His three league goals this season are a reflection of the fact he has grown into the role. That matches his career best of three in his debut season, with 12 games still to play, although he also managed a Carabao Cup goal in 2019-20.

See also  Big Brother's Chanelle Hayes says Nikki Grahame's death at 38 was 'awful' and 'horrific'

Rodri was also pinpointed as a weak link in that debut season, when he often seemed too cumbersome and slow for a dynamic, fast-moving City team, and with the Blues quickie falling behind Liverpool’s pace in the title race, he was a clear candidate for blame.

But he has almost doubled the average number of tackles he makes in a game, from 1.4 in that first season to 2.2 this season.

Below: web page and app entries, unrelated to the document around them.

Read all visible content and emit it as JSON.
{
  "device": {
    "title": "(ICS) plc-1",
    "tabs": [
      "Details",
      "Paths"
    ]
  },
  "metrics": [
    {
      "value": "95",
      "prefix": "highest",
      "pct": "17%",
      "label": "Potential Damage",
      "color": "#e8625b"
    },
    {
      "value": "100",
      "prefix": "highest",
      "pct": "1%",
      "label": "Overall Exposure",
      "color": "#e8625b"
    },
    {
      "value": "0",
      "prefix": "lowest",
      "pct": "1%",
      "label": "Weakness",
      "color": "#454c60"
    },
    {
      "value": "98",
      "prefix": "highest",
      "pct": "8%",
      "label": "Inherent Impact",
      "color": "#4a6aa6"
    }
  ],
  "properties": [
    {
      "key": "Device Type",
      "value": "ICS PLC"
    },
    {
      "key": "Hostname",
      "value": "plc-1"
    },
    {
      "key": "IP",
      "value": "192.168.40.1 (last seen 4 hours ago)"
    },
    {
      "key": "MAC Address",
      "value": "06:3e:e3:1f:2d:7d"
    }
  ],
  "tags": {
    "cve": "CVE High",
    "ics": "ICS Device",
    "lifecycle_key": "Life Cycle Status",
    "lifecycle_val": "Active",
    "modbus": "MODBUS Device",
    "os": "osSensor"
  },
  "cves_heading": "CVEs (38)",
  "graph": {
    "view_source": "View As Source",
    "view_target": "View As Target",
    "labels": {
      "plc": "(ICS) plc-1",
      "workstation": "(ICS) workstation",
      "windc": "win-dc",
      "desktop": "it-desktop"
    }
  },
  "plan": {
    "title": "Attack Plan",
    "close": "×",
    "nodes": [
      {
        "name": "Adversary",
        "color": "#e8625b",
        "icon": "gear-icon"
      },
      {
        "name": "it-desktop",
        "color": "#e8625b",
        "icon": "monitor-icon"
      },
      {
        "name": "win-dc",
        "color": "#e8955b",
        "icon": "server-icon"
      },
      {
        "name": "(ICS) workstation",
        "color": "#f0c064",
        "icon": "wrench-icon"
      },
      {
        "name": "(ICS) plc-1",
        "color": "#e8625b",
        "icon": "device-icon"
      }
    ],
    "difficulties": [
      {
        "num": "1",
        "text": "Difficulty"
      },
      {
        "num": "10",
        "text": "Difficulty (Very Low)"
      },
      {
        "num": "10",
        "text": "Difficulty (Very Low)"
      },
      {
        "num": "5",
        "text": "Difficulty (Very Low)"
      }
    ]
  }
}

The sheer volume of passes he makes has also grown — he averaged 74 passes a game back then, and that has grown to 84 now — which is a sign he has become the fulcrum of what City do so well, switching the focus of attacks.

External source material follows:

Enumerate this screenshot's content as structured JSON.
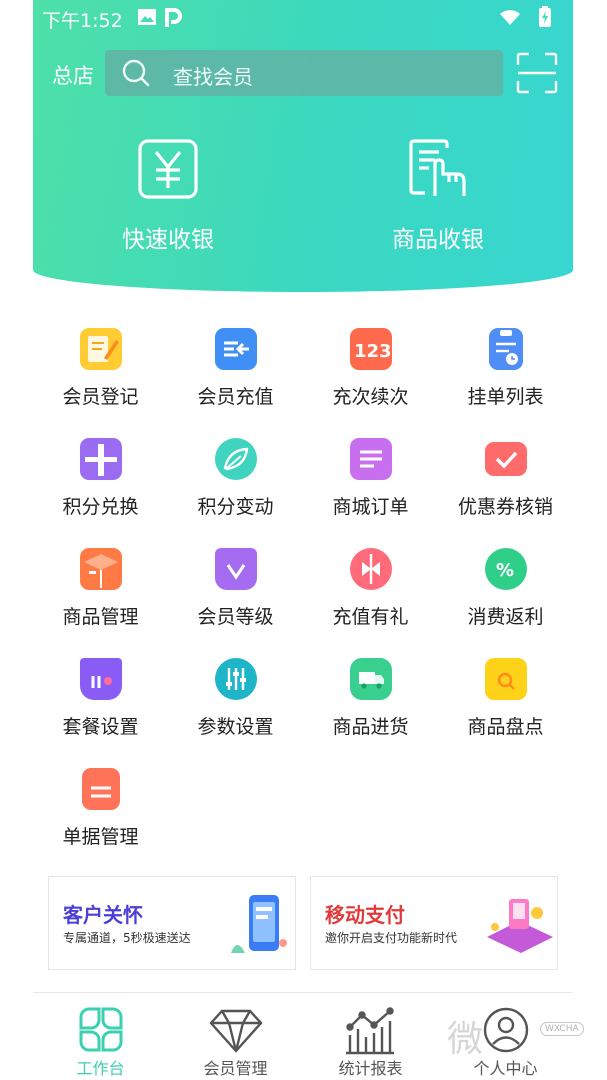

Beyond the stats, the evidence of the eyes backs up the fact that Rodri is now the player Pep Guardiola hoped he would be – although still some way from being the finished product.

The fact he was left out of the team for the Champions League final after appearing to run out of steam last season, was indicative of Guardiola’s thinking at that time.

Guardiola pointed out in December that Rodri is still young and learning, but added that he is a regular seven or eight out of ten in terms of performance.

“He is playing this consistency, defensively, offensively,” said the City boss.

Against Spurs, several players were some way below their best, including undoubted key elements like Dias, Kevin De Bruyne and Bernardo Silva.

To turn on Rodri for one below-par display is unfair and unreasonable.

Sign up to our City newsletter so you never miss an update from the Etihad Stadium this season.




www.manchestereveningnews.co.uk

Related Posts

George Holan

George Holan is chief editor at Plainsmen Post and has articles published in many notable publications in the last decade.

Leave a Reply

Your email address will not be published.